◆ EXERCISE PROMPT
Look through the entries below and show every line containing the word "data".

◆ TASK INPUT
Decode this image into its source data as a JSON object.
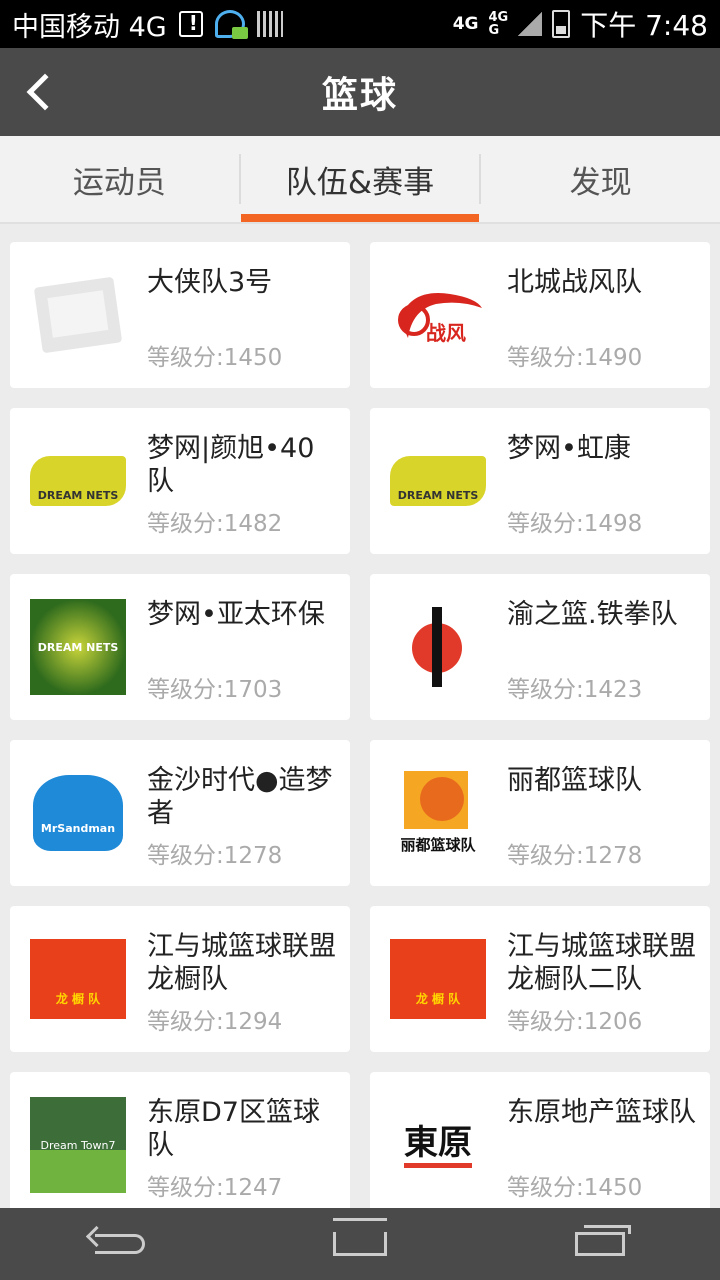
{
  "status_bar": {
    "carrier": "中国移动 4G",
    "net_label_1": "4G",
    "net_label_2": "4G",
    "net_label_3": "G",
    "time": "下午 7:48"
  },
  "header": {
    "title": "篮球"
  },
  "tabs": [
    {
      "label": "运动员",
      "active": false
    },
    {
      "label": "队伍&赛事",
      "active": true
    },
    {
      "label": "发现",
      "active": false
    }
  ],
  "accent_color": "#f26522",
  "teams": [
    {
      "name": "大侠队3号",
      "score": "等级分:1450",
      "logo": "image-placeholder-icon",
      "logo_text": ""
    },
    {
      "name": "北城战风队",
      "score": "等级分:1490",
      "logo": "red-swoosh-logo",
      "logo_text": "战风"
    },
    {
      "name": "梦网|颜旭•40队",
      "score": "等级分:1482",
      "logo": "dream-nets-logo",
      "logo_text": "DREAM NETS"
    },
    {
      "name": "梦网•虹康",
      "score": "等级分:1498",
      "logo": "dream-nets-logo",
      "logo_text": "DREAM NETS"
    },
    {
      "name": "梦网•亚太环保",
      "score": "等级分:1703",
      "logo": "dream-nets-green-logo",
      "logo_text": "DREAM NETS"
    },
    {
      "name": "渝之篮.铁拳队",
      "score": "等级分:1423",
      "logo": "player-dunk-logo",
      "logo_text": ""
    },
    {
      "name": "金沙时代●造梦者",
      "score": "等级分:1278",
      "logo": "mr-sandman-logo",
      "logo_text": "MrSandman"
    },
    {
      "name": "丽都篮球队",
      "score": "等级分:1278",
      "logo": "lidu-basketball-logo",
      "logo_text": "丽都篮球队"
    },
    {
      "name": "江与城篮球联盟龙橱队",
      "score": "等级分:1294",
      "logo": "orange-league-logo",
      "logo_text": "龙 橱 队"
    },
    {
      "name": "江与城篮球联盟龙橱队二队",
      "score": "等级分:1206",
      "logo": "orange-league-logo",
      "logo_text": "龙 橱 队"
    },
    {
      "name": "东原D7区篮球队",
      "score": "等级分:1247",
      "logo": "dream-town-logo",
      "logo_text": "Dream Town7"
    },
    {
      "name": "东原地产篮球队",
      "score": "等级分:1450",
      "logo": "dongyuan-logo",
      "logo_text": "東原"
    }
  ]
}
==
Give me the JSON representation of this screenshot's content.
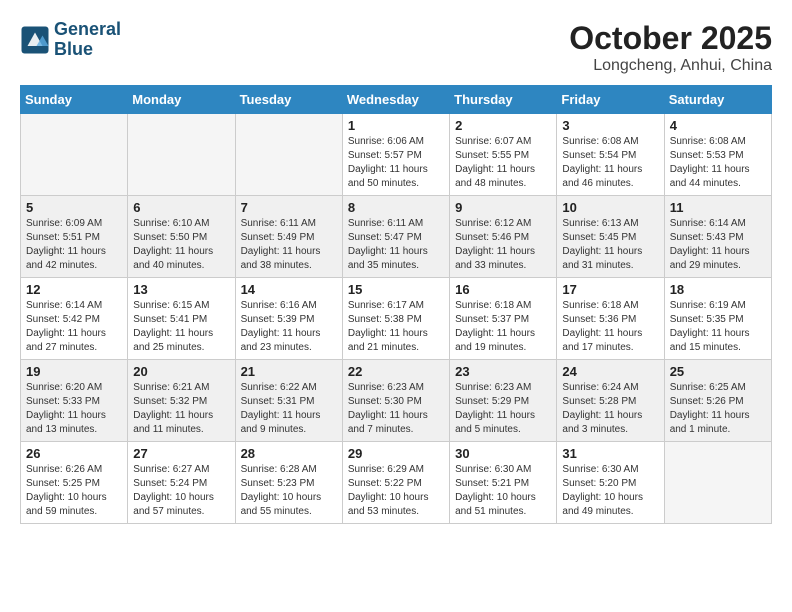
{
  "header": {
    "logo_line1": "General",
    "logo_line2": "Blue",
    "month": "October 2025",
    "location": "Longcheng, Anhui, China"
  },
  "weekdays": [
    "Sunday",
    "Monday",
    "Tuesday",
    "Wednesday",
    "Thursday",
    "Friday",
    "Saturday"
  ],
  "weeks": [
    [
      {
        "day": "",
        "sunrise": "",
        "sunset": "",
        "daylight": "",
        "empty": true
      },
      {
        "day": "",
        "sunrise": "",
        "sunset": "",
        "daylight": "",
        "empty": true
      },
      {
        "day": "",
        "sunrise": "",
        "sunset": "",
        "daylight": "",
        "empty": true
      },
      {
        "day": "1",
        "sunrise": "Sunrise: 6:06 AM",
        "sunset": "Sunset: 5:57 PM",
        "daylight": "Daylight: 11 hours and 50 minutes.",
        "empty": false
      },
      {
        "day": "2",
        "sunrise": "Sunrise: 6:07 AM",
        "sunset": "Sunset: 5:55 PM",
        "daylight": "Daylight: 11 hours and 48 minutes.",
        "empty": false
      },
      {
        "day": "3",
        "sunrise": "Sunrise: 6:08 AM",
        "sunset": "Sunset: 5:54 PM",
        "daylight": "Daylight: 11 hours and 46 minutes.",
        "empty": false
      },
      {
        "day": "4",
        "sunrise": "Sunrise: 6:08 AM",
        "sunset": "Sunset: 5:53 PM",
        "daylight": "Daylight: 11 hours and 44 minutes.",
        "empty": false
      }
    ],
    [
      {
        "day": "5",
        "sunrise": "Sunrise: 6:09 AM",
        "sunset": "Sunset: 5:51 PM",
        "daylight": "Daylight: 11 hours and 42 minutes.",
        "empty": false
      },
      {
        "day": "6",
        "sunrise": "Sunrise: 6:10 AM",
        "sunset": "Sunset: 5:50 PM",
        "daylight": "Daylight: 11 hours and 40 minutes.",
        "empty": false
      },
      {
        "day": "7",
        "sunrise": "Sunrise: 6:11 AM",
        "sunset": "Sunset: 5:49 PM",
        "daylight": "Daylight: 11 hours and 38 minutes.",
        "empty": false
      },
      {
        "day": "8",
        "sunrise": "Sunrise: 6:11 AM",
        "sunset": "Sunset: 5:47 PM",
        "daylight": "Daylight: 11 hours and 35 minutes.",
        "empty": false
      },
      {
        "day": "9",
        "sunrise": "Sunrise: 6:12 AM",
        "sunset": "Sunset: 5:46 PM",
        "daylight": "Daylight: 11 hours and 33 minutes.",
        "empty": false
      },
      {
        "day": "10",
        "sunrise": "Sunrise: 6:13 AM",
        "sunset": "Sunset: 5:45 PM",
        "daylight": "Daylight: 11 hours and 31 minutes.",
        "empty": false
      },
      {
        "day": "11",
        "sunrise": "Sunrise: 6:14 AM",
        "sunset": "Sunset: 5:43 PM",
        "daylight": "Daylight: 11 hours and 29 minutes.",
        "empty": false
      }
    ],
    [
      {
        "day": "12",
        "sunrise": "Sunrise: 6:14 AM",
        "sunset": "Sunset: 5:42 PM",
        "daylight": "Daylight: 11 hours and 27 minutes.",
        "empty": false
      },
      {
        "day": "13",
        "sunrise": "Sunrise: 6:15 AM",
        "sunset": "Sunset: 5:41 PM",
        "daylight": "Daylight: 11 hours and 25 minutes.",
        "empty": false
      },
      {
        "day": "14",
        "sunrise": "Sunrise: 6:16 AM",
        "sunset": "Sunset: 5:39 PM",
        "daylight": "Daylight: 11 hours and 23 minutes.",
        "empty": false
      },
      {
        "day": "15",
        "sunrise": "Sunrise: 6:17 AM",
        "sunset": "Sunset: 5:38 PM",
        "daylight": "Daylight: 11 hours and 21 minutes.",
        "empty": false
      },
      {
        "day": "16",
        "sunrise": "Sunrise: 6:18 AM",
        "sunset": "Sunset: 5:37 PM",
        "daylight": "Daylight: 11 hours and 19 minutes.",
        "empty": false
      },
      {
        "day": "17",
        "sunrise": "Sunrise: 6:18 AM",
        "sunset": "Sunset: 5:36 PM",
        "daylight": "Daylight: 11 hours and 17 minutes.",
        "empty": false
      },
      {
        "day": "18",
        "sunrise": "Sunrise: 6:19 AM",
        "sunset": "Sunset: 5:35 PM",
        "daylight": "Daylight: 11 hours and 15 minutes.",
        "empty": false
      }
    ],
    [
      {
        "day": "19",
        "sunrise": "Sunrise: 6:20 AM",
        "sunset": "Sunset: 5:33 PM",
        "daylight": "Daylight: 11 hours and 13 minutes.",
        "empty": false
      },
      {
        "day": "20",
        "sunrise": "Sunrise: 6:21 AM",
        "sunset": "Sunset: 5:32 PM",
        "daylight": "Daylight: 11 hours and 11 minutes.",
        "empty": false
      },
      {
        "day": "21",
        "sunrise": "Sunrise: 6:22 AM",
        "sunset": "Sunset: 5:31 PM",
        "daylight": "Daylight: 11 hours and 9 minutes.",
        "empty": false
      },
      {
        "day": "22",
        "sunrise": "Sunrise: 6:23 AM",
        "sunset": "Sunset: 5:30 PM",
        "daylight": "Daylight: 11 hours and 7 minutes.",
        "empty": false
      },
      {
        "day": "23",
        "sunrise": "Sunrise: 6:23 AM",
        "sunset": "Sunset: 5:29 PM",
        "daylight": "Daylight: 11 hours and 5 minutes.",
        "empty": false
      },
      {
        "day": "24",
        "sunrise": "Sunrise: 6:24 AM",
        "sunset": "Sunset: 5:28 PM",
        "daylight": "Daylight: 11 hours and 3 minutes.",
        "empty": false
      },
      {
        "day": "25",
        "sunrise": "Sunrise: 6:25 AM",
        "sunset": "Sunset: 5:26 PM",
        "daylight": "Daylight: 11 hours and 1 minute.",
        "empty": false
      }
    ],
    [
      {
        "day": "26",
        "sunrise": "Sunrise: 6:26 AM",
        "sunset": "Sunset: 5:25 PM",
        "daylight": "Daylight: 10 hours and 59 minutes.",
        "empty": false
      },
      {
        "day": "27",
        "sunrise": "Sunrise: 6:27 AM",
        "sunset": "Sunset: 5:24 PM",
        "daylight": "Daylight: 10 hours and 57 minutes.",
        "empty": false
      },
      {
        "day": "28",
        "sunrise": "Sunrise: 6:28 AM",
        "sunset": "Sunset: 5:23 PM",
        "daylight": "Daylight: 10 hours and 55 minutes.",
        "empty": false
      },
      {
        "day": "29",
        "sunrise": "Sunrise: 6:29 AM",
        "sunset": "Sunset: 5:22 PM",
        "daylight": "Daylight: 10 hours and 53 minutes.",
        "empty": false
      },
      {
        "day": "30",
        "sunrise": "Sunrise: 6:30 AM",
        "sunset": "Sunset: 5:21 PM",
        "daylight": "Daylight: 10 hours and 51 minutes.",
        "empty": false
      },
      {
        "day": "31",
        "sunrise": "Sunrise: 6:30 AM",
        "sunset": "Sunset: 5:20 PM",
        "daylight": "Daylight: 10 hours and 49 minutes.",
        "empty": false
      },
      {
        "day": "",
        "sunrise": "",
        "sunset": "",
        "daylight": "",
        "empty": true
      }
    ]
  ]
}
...
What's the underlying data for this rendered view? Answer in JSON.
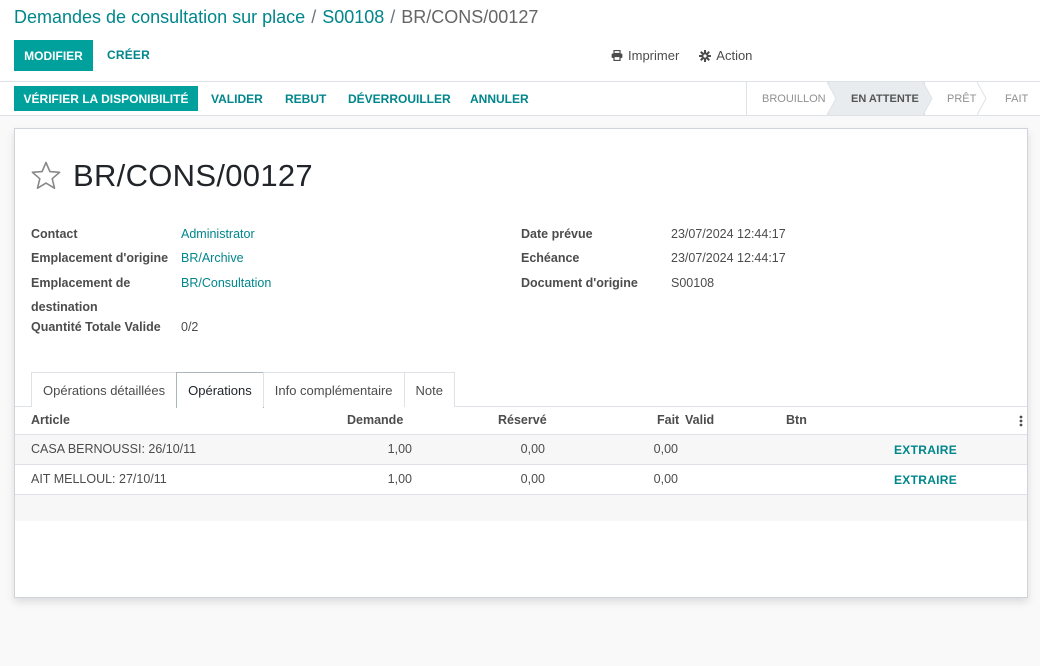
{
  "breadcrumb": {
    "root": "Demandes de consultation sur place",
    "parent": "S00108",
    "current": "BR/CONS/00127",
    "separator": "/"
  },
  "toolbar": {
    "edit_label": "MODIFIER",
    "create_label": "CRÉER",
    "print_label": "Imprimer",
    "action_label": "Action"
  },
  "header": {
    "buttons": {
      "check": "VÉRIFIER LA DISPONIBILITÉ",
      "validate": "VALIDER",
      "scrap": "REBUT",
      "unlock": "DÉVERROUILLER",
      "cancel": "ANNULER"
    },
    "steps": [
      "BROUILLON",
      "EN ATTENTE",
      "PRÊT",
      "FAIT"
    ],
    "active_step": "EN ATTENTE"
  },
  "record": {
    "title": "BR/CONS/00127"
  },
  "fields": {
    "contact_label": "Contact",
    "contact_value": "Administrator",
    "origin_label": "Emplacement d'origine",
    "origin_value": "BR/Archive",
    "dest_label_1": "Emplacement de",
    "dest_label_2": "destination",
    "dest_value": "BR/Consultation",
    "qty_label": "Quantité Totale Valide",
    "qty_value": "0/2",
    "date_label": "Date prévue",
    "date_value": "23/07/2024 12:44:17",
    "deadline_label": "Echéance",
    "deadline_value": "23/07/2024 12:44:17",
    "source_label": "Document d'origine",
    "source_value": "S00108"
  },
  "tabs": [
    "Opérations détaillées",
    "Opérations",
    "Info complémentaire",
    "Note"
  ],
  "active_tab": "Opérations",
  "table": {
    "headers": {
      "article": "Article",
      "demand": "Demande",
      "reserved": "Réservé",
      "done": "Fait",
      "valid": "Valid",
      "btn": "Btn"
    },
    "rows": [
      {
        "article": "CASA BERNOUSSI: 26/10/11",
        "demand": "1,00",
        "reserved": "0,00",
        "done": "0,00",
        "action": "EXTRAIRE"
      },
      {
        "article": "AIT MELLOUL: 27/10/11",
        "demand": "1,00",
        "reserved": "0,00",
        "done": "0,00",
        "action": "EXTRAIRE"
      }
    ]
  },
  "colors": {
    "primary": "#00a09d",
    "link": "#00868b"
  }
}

◆ SOLUTION
Decode this image into its source data as a JSON object.
What's the underlying data for this rendered view? Answer in JSON.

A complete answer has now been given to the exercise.